There’s a lot to be learned from the way this bus driver handled his mistake.
First, he immediately recognized his error, apologized and took ownership. He didn’t try to bluff his way through, or pretend that nothing had gone wrong. He stepped up. People respect that. As so many politicians have proven so many times, it’s often not the crime that’s so bad, it’s the cover-up.
Second, he explained why the mistake occurred — not to weasel out of responsibility but to clarify the situation and to put to rest any concerns people may have had. Understanding why something went wrong is also important because it helps us prevent similar mistakes from happening in the future. It’s key.
Third, he took immediate steps to rectify matters. You’d think this would go without saying — when we make a mistake, we try to fix it, right? — but you’d be surprised at how often people are so busy trying to deny that a mistake happened (or hoping that no one will notice the mistake) that they never get around to actually addressing the problems it caused.
We’re all going to screw up from time to time. That’s a given. What’s important is how we handle ourselves afterward. Do it right, and people will leap to help and support you.
That day, every single person paused to give this driver a kind word as they got off the bus. What could have been an annoyance or something to be mad about turned into a real moment of true community. We were behind that bus driver, literally and figuratively!
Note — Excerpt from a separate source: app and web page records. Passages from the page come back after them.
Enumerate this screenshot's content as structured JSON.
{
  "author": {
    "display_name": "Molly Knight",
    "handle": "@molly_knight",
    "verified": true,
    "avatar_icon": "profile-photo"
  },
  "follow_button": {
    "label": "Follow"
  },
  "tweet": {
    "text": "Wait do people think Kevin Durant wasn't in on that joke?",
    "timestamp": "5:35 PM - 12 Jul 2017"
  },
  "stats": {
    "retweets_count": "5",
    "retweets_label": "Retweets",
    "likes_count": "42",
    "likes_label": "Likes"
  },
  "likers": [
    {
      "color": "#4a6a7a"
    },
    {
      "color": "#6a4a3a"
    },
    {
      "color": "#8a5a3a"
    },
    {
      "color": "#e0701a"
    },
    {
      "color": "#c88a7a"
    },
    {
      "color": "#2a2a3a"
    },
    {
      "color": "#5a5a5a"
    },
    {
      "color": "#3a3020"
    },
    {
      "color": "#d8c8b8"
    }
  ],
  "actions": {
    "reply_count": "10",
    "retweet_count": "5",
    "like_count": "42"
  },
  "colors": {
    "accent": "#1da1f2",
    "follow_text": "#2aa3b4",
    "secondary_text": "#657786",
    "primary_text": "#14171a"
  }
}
Karen Burns is the author of The Amazing Adventures of Working Girl: Real-Life Career Advice You Can Actually Use. Email her at email@example.com.